"Historian Kay Atwood Leaves Legacy of Books and Stories." As it Was, Jefferson Public Radio, July 14, 2014.
Atwood, Kay. Blossoms and Branches: A Gathering of Rogue Valley Orchard Memories. Medford, Ore.: Gandee Printing Center, 1980.
Atwood, Kay. Illahe - The Story of Settlement in the Rogue River Canyon. Medford, Ore.: Gandee Printing Center, 1978.
Atwood, Kay. Mill Creek Journal: Ashland, Oregon 1850-1860. Ashland, Ore.: Kay Atwood, 1987.

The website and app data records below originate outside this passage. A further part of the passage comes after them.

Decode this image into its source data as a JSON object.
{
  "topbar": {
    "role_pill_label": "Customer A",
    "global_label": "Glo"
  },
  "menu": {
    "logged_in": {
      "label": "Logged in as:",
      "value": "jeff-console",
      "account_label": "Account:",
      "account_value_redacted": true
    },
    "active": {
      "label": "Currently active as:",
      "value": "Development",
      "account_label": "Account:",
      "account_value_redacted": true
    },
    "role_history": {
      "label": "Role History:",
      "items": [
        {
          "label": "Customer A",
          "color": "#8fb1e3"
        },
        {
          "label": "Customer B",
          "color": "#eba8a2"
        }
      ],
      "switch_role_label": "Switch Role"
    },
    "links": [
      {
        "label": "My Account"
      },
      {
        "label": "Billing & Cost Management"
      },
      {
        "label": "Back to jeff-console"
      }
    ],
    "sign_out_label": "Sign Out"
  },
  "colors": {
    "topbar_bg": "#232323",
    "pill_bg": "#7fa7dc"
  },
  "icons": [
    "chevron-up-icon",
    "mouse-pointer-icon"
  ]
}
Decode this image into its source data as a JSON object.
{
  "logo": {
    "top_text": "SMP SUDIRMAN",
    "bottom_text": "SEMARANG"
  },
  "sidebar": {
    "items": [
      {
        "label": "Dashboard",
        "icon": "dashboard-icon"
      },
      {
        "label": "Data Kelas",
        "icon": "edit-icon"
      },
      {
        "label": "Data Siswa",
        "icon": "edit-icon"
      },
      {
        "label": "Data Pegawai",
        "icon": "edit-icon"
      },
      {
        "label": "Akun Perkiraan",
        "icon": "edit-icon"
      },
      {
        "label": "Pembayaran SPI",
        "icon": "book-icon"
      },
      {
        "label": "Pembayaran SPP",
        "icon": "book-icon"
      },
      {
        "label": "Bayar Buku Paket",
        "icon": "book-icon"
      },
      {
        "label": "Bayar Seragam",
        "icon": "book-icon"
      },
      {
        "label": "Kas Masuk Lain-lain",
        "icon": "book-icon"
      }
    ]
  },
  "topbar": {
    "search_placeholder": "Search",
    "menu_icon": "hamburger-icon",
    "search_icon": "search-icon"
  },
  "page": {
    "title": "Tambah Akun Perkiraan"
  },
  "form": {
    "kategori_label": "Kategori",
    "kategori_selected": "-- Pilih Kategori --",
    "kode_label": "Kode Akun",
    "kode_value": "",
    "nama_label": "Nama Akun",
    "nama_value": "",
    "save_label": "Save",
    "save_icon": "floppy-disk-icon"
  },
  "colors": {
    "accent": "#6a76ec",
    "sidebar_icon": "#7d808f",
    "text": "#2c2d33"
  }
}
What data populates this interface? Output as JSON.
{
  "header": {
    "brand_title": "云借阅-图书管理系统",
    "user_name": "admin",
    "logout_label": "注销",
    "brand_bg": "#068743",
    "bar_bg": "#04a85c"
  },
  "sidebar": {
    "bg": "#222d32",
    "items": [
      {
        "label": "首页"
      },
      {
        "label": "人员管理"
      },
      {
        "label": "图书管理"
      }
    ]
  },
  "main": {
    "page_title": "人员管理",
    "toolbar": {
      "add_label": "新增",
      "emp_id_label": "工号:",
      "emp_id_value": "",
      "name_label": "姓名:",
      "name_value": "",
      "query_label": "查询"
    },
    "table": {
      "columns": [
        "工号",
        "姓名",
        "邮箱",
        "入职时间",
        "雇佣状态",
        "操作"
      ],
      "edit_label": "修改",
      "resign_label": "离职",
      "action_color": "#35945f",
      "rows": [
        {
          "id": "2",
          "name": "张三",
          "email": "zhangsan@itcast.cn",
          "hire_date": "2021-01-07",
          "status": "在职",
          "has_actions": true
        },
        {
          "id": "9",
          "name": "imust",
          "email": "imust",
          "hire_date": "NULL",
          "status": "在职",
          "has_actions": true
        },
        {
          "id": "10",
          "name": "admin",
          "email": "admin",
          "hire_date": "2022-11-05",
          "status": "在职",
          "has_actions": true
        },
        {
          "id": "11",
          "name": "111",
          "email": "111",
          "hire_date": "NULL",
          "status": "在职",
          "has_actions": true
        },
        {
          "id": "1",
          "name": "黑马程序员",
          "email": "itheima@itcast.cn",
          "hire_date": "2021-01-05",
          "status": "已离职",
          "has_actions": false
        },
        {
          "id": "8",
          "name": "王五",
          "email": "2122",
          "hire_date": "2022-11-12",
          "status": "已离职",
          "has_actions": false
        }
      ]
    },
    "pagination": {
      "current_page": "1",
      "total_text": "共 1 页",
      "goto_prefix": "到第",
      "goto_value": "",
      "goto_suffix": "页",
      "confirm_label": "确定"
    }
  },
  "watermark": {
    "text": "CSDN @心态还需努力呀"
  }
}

Atwood, Kay. Chaining Oregon: Surveying the Public Lands of the Pacific Northwest, 1851-1855. Blacksburg, VA: The McDonald & Woodward Publishing Company, 2008.